EXERCISE AIM =>
Report how many lines in the entries below have the word "path" in them, and give no other words.

DATASET ENTRIES =>

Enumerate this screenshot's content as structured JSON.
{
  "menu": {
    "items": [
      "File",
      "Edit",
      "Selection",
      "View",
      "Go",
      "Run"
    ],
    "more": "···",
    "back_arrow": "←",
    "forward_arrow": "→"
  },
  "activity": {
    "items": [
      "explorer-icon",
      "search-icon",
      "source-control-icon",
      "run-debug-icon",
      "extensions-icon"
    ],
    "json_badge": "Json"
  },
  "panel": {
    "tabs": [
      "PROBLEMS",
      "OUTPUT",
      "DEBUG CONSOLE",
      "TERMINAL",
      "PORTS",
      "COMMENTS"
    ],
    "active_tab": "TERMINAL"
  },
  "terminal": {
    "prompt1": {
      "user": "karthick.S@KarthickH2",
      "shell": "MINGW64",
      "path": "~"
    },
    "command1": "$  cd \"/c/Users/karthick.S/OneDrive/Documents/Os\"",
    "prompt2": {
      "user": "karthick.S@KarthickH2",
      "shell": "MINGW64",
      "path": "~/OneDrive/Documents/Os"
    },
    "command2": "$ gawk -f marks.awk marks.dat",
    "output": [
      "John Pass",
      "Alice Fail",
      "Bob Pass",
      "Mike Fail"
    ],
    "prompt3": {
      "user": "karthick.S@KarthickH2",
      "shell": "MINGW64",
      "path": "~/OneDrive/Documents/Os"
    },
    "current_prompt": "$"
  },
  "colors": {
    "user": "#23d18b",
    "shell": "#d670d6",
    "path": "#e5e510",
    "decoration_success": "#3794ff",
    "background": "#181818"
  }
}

SOLUTION TO THIS TASK =>
4